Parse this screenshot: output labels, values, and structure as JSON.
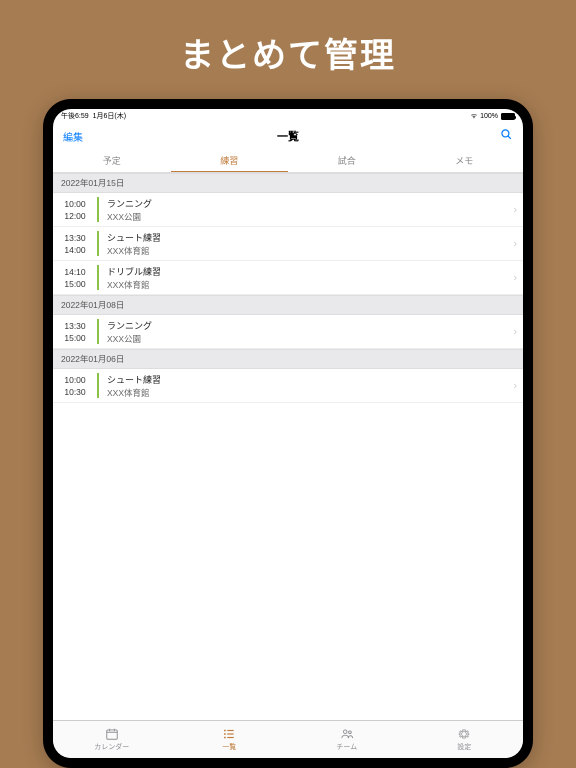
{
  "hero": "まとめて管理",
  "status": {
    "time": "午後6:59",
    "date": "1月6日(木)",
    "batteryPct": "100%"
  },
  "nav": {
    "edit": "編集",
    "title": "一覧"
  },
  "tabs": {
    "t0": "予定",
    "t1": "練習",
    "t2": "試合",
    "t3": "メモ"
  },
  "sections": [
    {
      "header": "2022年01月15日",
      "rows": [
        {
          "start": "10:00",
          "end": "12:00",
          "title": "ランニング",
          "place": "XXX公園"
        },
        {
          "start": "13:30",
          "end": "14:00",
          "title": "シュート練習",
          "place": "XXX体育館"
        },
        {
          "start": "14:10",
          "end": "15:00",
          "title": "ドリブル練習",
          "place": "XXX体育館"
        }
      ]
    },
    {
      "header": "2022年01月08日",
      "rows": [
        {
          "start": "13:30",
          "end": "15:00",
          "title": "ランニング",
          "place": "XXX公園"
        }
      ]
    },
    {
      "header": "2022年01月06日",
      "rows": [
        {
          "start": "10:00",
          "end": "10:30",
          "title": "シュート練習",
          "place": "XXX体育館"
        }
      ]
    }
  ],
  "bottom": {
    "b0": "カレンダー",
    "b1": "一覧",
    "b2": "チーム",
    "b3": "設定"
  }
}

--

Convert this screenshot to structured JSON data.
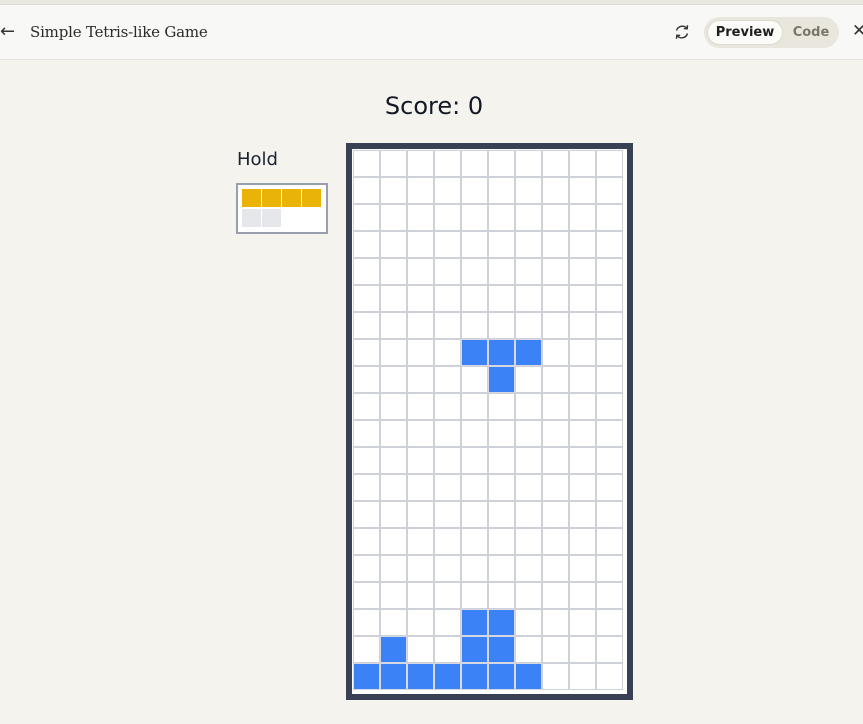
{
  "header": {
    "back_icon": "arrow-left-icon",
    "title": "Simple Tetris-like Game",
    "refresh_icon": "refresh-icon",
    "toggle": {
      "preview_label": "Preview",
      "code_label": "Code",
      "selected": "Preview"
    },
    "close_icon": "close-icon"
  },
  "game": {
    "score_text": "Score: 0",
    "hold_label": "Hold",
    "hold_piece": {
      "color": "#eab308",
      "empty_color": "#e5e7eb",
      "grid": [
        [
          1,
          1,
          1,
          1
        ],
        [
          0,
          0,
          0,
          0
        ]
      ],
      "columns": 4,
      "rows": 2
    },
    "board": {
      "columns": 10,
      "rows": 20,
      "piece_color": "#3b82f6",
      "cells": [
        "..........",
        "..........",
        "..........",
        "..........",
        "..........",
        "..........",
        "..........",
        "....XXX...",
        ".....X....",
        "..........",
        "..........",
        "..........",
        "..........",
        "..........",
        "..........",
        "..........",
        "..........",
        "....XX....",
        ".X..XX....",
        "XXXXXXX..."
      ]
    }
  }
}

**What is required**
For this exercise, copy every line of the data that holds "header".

**Answer**
      "header": "2022年01月15日",
      "header": "2022年01月08日",
      "header": "2022年01月06日",
  "header": {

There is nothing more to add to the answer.